--- Input data Enclosed Below ---

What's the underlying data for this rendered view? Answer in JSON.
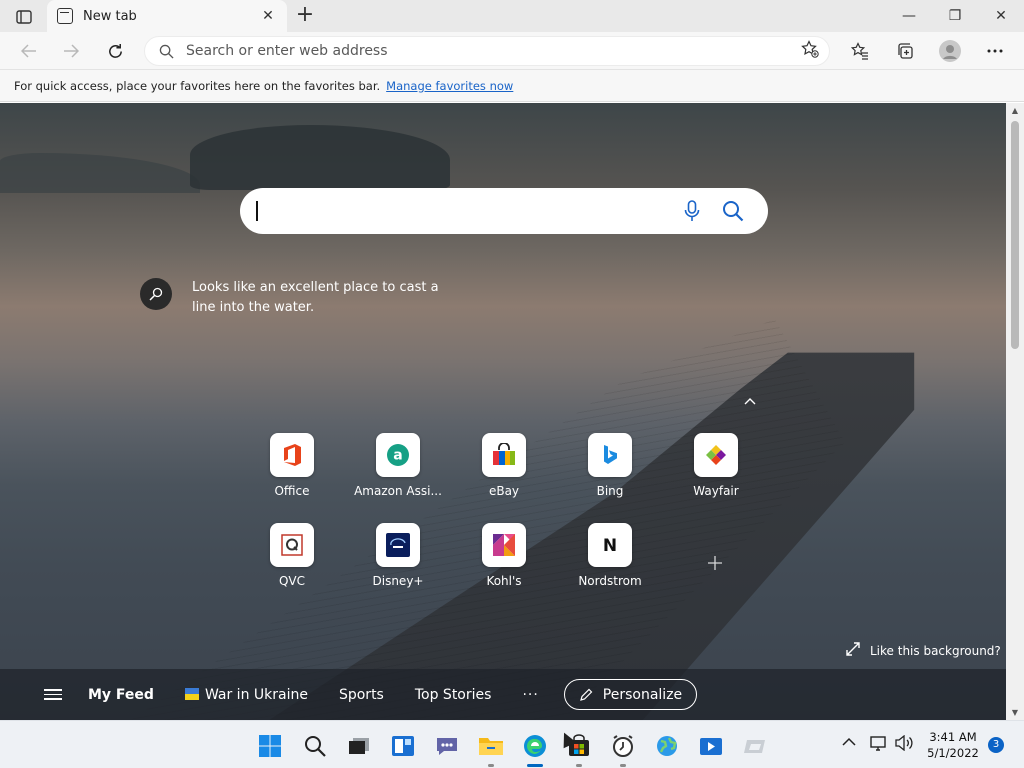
{
  "browser": {
    "tab": {
      "title": "New tab",
      "close": "✕"
    },
    "new_tab": "+",
    "window": {
      "minimize": "—",
      "restore": "❐",
      "close": "✕"
    },
    "toolbar": {
      "address_placeholder": "Search or enter web address"
    },
    "favorites_bar": {
      "text": "For quick access, place your favorites here on the favorites bar.",
      "link": "Manage favorites now"
    }
  },
  "newtab": {
    "background_caption": "Looks like an excellent place to cast a line into the water.",
    "quick_links": [
      {
        "label": "Office",
        "icon": "office-icon",
        "color": "#e8431a"
      },
      {
        "label": "Amazon Assi...",
        "icon": "amazon-icon",
        "color": "#16a085"
      },
      {
        "label": "eBay",
        "icon": "ebay-icon",
        "color": "#e53238"
      },
      {
        "label": "Bing",
        "icon": "bing-icon",
        "color": "#1b8be0"
      },
      {
        "label": "Wayfair",
        "icon": "wayfair-icon",
        "color": "#7b189f"
      },
      {
        "label": "QVC",
        "icon": "qvc-icon",
        "color": "#c0392b"
      },
      {
        "label": "Disney+",
        "icon": "disney-icon",
        "color": "#0a1e5c"
      },
      {
        "label": "Kohl's",
        "icon": "kohls-icon",
        "color": "#6b2c91"
      },
      {
        "label": "Nordstrom",
        "icon": "nordstrom-icon",
        "color": "#111111"
      }
    ],
    "like_background": "Like this background?",
    "feed": {
      "items": [
        "My Feed",
        "War in Ukraine",
        "Sports",
        "Top Stories"
      ],
      "more": "···",
      "personalize": "Personalize"
    }
  },
  "taskbar": {
    "clock": {
      "time": "3:41 AM",
      "date": "5/1/2022"
    },
    "notifications": "3",
    "accent": "#0067c0"
  }
}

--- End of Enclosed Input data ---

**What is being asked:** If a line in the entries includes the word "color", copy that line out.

**Task solution:**
        "color": "#e8431a"
        "color": "#16a085"
        "color": "#e53238"
        "color": "#1b8be0"
        "color": "#7b189f"
        "color": "#c0392b"
        "color": "#0a1e5c"
        "color": "#6b2c91"
        "color": "#111111"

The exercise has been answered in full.